physiologie, Universit[acute]e de Montr[acute]eal, Montr[acute]eal,
Qu[acute]ebec, Canada H3C 3J7.
APStracts 3:0017N, 1996.
SUMMARY AND CONCLUSIONS
1. The effects of GABA on non-GABA A receptors were investigated with
intracellular recordings in CA1 pyramidal cells of rat hippocampal slices in
the presence of antagonists of GABA A receptors (50[mu]M bicuculline [BIC] and
50[mu]M picrotoxin [PIC]), N-methyl-D-aspartate (NMDA) and non-NMDA receptors
(100[mu]M 2-amino-5-phosphonopentanoic acid [AP-5] and 40[mu]M 6-cyano-7-
nitroquinoxaline-2,3-dione [CNQX], respectively), and of a blocker of GABA
uptake (1mM nipecotic acid [NIP]). The effects of GABA were compared with
those of the selective GABA B agonist (-)baclofen (CGP-11973A, (-)BAC). 2. In
the presence of these antagonists, micropressure application of GABA into
stratum radiatum evoked hyperpolarizations with relatively fast peak latency
(2 sec) and decay (12 sec). (-)BAC, in the absence of antagonists,
hyperpolarized cells but with a slower time course (peak latency 8 sec, decay
78 sec). The mean equilibrium potential (E rev ) of responses to GABA (-94mV;
n=11) and (-)BAC (-87mV; n=8) were similar, suggesting that both responses
were mediated by K + conductances. 3. Bath applications of 1mM Ba 2+ partly
antagonized GABA responses in a reversible manner. The mean amplitude of the
Ba 2+ -resistant GABA response was 46% of control (n=16, p<0.05). In contrast,
(-)BAC responses were completely abolished by Ba 2+ (n=15), and the effect was
reversible. Thus both GABA and (-)BAC activate a common Ba 2+ -sensitive
conductance, but GABA may also activate another Ba 2+ -resistant conductance.
4. The Ba 2+ -resistant GABA response had a similar time course to control
GABA responses, but its E rev was more depolarized (-79 mV, n=8, p<0.05). 5.
During recordings with electrodes containing KCl to reverse the Cl - gradient,
although GABA responses were smaller in amplitude, their time course and E rev
(-91 mV; n=10) were similar to those recorded with K-acetate electrodes.

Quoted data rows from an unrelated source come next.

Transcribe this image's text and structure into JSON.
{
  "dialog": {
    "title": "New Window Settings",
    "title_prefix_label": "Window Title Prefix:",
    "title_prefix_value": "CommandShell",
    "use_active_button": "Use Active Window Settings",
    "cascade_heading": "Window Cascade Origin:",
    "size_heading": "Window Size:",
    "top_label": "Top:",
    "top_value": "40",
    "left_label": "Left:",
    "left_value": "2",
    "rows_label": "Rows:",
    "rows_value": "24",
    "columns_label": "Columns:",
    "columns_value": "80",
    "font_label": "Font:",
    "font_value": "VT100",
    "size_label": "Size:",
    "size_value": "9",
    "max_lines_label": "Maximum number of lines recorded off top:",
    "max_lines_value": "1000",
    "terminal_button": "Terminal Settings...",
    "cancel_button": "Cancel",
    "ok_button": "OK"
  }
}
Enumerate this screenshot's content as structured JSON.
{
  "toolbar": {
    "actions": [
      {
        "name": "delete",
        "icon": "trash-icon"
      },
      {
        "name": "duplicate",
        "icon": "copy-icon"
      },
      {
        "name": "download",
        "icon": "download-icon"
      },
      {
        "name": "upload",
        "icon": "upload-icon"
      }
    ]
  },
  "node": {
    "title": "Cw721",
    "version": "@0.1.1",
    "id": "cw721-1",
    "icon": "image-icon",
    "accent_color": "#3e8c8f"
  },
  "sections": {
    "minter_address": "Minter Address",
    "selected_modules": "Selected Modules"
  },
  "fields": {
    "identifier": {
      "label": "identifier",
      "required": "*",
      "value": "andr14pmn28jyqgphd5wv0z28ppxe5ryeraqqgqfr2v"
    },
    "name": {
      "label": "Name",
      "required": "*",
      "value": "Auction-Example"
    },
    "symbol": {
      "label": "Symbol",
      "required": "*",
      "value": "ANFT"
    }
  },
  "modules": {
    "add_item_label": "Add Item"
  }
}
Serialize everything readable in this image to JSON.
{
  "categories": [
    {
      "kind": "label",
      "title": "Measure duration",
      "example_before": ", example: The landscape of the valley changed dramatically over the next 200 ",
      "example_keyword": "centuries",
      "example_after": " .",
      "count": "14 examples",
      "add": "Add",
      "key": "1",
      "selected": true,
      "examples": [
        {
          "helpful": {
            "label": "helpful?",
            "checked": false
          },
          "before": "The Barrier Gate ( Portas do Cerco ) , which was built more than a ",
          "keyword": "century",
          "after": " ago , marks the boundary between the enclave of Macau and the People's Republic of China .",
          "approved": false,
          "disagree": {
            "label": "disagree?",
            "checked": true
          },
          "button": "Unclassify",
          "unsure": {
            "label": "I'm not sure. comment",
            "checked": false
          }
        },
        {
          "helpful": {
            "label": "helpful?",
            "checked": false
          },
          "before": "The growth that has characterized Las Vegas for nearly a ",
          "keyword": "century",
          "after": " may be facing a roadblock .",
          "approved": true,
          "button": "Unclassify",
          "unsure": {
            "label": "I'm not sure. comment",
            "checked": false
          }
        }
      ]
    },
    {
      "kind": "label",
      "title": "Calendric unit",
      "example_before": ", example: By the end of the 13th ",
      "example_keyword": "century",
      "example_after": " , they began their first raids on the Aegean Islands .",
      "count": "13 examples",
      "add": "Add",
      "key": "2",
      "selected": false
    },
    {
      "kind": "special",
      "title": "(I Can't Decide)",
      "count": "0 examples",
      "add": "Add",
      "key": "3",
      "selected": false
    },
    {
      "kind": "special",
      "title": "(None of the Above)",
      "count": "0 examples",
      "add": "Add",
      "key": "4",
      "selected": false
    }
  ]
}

Thus,
Cl - conductances may not be involved in these non-GABA A responses elicited
by GABA. 6. During recordings with electrodes containing CsCl to block outward
K + currents, hyperpolarizing GABA responses were not observed (n=8). In these
conditions, GABA elicited depolarizing responses with a faster time course
(peak latency 1 sec, decay 5 sec) than the hyperpolarizing responses recorded
with electrodes containing KCl. Hence, GABA may produce hyperpolarizations by
activating K + conductances, but it may also produce an additional
depolarizing response via other Cs + -insensitive conductances. 7. During
recordings with electrodes containing LiCl to interfere with G-protein
activation, hyperpolarizing GABA responses were blocked and depolarizing
responses were unmasked (n=5). These depolarizing responses were generally
similar to those recorded with electrodes containing CsCl. GABA responses were
also reduced during recordings with electrodes containing the irreversible G-
protein activator guanosine-5'-O-(3-thiotriphosphate) (GTP[delta]S). Thus,
hyperpolarizing GABA responses may involve G-protein activation, but the
depolarizing responses may not. 8. Bath application of the selective GABA B
antagonist CGP-35348 (1mM) did not significantly reduce hyperpolarizing GABA
responses (18% reduction in amplitude, n=6, p>0.05), but completely suppressed
(-)BAC responses (n=2). The more potent and selective GABA B antagonist CGP-
55845A (5[mu]M) abolished all GABA responses (n=7). Thus, all non-GABA A
responses elicited by GABA may be mediated by GABA B receptors. 9. In
conclusion, GABA, in the presence of GABA A antagonists, may produce in CA1
pyramidal cells two distinct postsynaptic responses mediated via GABA B
receptors and G-protein activation: 1) GABA ( and (-)BAC) may activate a Ba 2+
-sensitive K + conductance, and 2) GABA ( but not (-)BAC) may also generate a
Ba 2+ -insensitive K + conductance. GABA may also generate other ionic
changes, via GABA B receptors, resulting in depolarization of pyramidal
Received 1 March 1995; accepted in final form 10 January 1995.
APS Manuscript Number J136-5.
Article publication pending J. Neurophysiol.
ISSN 1080-4757 Copyright 1996 The American Physiological Society.
Published in APStracts on 29 January 96